In 2005, Erin Stolarski lived in a Port Chester apartment with her boyfriend Donald DeSimone, a police officer. In October, though, Donald told Erin that he wanted to break up and he asked her to leave the apartment. Despondent over the breakup, Erin (23 years old) attempted suicide on October 15, 2005 by ingesting Oxycodone and other pain relieving prescription medications that belonged to Donald.
She was rushed by ambulance to Greenwich Hospital where she was admitted for two days. Upon discharge, Erin moved back home with her parents and was referred to Family Services of Westchester (“FSW”), a non-profit agency, for outpatient social work and psychological services. She met with a clinical social worker at FSW twice – on October 19th and 26th.

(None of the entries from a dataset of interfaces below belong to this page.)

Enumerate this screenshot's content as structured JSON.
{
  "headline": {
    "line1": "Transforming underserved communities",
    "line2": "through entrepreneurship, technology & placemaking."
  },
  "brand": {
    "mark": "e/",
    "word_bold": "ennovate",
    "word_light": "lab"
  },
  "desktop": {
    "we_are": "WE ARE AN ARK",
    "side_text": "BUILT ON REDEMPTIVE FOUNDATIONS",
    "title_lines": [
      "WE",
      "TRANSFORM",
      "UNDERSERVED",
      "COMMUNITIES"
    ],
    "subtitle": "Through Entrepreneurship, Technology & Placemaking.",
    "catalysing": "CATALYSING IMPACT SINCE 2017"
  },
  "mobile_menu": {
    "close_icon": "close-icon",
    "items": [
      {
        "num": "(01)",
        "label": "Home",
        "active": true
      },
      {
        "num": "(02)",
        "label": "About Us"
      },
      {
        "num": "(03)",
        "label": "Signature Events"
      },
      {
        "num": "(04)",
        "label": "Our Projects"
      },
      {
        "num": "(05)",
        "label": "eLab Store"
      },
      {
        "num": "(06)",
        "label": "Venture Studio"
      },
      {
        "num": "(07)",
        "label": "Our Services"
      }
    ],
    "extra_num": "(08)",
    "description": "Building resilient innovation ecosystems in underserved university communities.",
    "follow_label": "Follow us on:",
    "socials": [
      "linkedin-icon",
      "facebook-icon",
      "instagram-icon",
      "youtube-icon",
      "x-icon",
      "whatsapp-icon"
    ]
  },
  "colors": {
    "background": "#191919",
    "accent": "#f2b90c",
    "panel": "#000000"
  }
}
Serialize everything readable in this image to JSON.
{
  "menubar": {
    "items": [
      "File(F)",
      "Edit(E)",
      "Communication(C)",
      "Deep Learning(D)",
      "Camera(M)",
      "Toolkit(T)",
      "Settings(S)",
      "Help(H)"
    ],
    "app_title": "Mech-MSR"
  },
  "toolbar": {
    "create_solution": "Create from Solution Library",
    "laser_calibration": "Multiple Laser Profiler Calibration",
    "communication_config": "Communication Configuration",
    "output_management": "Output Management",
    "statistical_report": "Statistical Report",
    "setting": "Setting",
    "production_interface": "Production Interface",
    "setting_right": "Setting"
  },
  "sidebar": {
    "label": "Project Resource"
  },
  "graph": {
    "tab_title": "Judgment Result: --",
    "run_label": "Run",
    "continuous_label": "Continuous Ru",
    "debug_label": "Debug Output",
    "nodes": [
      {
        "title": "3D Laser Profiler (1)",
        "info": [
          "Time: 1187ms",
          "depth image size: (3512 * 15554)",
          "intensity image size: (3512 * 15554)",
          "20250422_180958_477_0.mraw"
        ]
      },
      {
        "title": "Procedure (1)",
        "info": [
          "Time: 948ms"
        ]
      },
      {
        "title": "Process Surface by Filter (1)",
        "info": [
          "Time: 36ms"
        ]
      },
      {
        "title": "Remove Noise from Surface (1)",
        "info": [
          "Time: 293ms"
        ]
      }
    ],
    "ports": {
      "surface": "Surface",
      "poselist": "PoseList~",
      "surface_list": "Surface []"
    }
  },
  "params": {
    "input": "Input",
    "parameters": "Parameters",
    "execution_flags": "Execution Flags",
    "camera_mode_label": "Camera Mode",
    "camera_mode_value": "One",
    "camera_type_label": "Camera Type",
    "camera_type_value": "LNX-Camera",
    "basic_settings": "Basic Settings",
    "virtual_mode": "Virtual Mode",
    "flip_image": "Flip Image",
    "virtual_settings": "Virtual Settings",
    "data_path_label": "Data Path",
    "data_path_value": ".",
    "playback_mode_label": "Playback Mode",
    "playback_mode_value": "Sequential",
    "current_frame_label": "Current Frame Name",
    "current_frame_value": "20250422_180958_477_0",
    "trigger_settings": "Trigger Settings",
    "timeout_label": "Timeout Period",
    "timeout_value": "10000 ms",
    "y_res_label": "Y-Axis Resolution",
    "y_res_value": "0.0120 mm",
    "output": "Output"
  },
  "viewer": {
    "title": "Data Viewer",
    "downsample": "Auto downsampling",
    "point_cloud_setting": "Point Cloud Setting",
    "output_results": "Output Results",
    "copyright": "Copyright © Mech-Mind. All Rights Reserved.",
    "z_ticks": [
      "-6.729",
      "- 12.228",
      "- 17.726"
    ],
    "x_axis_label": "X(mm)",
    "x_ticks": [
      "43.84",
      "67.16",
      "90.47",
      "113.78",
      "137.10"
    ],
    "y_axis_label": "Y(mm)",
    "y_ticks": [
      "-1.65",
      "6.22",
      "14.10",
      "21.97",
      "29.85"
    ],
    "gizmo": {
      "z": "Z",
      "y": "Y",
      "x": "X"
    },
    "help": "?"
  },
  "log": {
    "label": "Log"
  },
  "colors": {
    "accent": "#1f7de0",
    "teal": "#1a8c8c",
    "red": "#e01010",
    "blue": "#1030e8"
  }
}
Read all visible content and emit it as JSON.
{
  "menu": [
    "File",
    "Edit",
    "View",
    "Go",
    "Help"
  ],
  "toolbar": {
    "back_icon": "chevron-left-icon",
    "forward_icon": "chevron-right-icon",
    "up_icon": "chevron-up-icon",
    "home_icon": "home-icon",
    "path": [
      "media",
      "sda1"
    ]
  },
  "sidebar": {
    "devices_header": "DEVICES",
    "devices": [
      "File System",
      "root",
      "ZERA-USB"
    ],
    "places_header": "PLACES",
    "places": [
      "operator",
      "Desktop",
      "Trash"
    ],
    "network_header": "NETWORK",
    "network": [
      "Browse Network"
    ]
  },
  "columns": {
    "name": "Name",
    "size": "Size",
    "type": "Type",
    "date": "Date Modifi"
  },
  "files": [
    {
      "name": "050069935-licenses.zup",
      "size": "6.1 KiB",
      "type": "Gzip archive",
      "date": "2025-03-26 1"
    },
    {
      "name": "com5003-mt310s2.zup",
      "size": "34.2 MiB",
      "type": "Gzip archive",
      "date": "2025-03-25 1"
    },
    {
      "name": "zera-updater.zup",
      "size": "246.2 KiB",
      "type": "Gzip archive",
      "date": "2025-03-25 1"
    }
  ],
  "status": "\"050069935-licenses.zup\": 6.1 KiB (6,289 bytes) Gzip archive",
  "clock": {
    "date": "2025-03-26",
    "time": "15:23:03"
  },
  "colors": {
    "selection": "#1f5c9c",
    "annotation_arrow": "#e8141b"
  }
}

On October 28, 2005, though, Erin committed suicide by shooting herself in the head with her ex-boyfriend’s gun that she obtained by entering DeSimone’s apartment with an old set of keys.
Erin’s parents sued DeSimone claiming that he was negligent in failing to properly secure his handgun when he knew or should have known of Erin’s depressed and suicidal state.
They also sued FSW alleging a failure to properly diagnose Erin as suicidal and refer her to a psychiatrist for treatment that could have avoided her suicide.
The claims against DeSimone were dismissed two years ago (Stolarski v. DeSimone – 2d Dept. 2011); however the case against FSW was allowed to continue because (as set forth in the lower court’s decision in 2009) there was an issue of fact as to whether Erin was referred to a psychiatrist and, given her history, whether another suicide attempt was reasonably foreseeable.
On the eve of trial, FSW again sought dismissal, this time claiming that even if it were determined that FSW was negligent, the pre-death conscious pain and suffering damages sought in this case would not be recoverable under New York law (and that there was insufficient evidence to support a claim for pecuniary, or economic, loss).
The lower court granted the motion, to the extent of dismissing the claim for pre-death pain and suffering damages because Erin’s depression already existed when she sought treatment from FSW and there was no evidence that FSW caused it.
On appeal, though, in Stolarski v. DeSimone (2d Dept. 2013), the pain and suffering claim has now been reinstated but limited to 10 days only – October 19, 2005 (when FSW first treated Erin) to October 28, 2005 (the date of Erin’s death).
The appellate court stated:
“… the fact that the decedent’s depression was pre-existing does not preclude the plaintiff from attempting to prove her entitlement to damages on the theory that the decedent’s condition was exacerbated by Family Services’ alleged failure to provide proper treatment.” [emphasis added]
Plaintiff argued, successfully, that there may be provable pain and suffering claims for:
- nine or ten days of of continued psychological pain, and
- Erin’s traumatic experience of lifting a gun to her head with awareness of her impending death
The appellate court agreed but, as noted above, limited the claim to those damages that were exacerbated, or made worse by, any negligence of FSW that plaintiff might prove at trial.
- The attorneys in this case argued repeatedly resulting in a court appointed referee to supervise depositions.
- It was only a day before trial, after the jury had already been selected, that FSW made its motion attacking the legal basis for plaintiff’s damages claims.
- The pecuniary damages claim does not appear to be significant. In opposing FSW’s motion to dismiss the pain and suffering claim, plaintiff’s attorney stated that if that claim were dismissed, the case would simply end because plaintiff structured her entire damages theory around conscious pain and suffering.